• HOW TO COMPLETE THIS TASK: Find the line that contains "Parse this screenshot: output" in the entries below. Output it and each later line exactly, and nothing else.

• Dataset rows for apps and sites:
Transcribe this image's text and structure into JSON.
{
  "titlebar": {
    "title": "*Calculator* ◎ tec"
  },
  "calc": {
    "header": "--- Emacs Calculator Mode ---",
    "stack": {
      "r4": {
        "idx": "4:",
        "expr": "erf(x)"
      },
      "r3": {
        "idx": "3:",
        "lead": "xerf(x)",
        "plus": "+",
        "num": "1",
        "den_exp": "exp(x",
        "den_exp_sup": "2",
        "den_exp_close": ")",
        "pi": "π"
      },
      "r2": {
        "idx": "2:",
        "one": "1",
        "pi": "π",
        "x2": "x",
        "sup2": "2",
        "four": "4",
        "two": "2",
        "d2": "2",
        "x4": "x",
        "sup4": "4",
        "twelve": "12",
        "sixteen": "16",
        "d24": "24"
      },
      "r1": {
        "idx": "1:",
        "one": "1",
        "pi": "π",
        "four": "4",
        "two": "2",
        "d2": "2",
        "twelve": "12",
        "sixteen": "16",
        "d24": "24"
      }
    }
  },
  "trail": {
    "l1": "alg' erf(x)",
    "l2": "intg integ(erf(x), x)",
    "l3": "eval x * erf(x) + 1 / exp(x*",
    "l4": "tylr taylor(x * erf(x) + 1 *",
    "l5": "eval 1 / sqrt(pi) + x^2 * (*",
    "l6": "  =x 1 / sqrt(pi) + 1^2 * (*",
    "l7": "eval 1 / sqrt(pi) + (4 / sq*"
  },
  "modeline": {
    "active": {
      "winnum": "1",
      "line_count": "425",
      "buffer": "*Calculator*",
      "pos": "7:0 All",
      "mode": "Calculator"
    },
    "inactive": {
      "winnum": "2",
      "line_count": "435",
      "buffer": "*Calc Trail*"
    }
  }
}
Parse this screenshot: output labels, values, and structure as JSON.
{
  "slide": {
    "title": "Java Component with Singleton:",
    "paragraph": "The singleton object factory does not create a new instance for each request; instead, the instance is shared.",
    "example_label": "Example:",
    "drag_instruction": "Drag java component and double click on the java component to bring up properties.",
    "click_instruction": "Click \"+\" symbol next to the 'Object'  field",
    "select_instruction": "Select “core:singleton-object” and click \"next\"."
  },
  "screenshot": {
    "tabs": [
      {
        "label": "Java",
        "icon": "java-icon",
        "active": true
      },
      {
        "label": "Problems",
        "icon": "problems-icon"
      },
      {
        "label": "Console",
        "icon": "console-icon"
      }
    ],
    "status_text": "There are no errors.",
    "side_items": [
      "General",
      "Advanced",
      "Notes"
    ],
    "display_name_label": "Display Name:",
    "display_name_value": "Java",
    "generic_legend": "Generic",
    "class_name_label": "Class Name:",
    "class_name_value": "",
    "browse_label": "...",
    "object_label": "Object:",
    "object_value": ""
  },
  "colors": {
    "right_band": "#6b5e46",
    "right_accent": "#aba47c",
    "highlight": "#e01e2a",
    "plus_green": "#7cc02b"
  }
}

• ANSWER TO THIS EXERCISE:
Parse this screenshot: output labels, values, and structure as JSON.
{
  "slide": {
    "title": "Java Component with Singleton:",
    "paragraph": "The singleton object factory does not create a new instance for each request; instead, the instance is shared.",
    "example_label": "Example:",
    "drag_instruction": "Drag java component and double click on the java component to bring up properties.",
    "click_instruction": "Click \"+\" symbol next to the 'Object'  field",
    "select_instruction": "Select “core:singleton-object” and click \"next\"."
  },
  "screenshot": {
    "tabs": [
      {
        "label": "Java",
        "icon": "java-icon",
        "active": true
      },
      {
        "label": "Problems",
        "icon": "problems-icon"
      },
      {
        "label": "Console",
        "icon": "console-icon"
      }
    ],
    "status_text": "There are no errors.",
    "side_items": [
      "General",
      "Advanced",
      "Notes"
    ],
    "display_name_label": "Display Name:",
    "display_name_value": "Java",
    "generic_legend": "Generic",
    "class_name_label": "Class Name:",
    "class_name_value": "",
    "browse_label": "...",
    "object_label": "Object:",
    "object_value": ""
  },
  "colors": {
    "right_band": "#6b5e46",
    "right_accent": "#aba47c",
    "highlight": "#e01e2a",
    "plus_green": "#7cc02b"
  }
}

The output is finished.